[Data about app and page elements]
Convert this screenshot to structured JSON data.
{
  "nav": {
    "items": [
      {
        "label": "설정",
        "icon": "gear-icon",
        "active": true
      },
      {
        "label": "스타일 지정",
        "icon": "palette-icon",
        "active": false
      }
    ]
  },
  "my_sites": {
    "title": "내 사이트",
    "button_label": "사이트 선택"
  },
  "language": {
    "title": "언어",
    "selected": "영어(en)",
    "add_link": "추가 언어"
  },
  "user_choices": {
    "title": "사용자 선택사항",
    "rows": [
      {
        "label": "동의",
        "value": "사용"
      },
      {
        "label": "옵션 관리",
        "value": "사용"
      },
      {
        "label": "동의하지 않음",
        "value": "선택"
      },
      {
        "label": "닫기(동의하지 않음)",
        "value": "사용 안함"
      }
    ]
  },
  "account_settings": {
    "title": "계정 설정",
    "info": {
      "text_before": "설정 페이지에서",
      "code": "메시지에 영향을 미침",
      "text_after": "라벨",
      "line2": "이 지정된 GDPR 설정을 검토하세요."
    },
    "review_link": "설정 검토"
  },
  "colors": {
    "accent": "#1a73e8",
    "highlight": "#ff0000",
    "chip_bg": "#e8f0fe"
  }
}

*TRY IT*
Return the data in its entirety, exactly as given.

*RESULT OF THIS EXERCISE*
Convert this screenshot to structured JSON data.
{
  "nav": {
    "items": [
      {
        "label": "설정",
        "icon": "gear-icon",
        "active": true
      },
      {
        "label": "스타일 지정",
        "icon": "palette-icon",
        "active": false
      }
    ]
  },
  "my_sites": {
    "title": "내 사이트",
    "button_label": "사이트 선택"
  },
  "language": {
    "title": "언어",
    "selected": "영어(en)",
    "add_link": "추가 언어"
  },
  "user_choices": {
    "title": "사용자 선택사항",
    "rows": [
      {
        "label": "동의",
        "value": "사용"
      },
      {
        "label": "옵션 관리",
        "value": "사용"
      },
      {
        "label": "동의하지 않음",
        "value": "선택"
      },
      {
        "label": "닫기(동의하지 않음)",
        "value": "사용 안함"
      }
    ]
  },
  "account_settings": {
    "title": "계정 설정",
    "info": {
      "text_before": "설정 페이지에서",
      "code": "메시지에 영향을 미침",
      "text_after": "라벨",
      "line2": "이 지정된 GDPR 설정을 검토하세요."
    },
    "review_link": "설정 검토"
  },
  "colors": {
    "accent": "#1a73e8",
    "highlight": "#ff0000",
    "chip_bg": "#e8f0fe"
  }
}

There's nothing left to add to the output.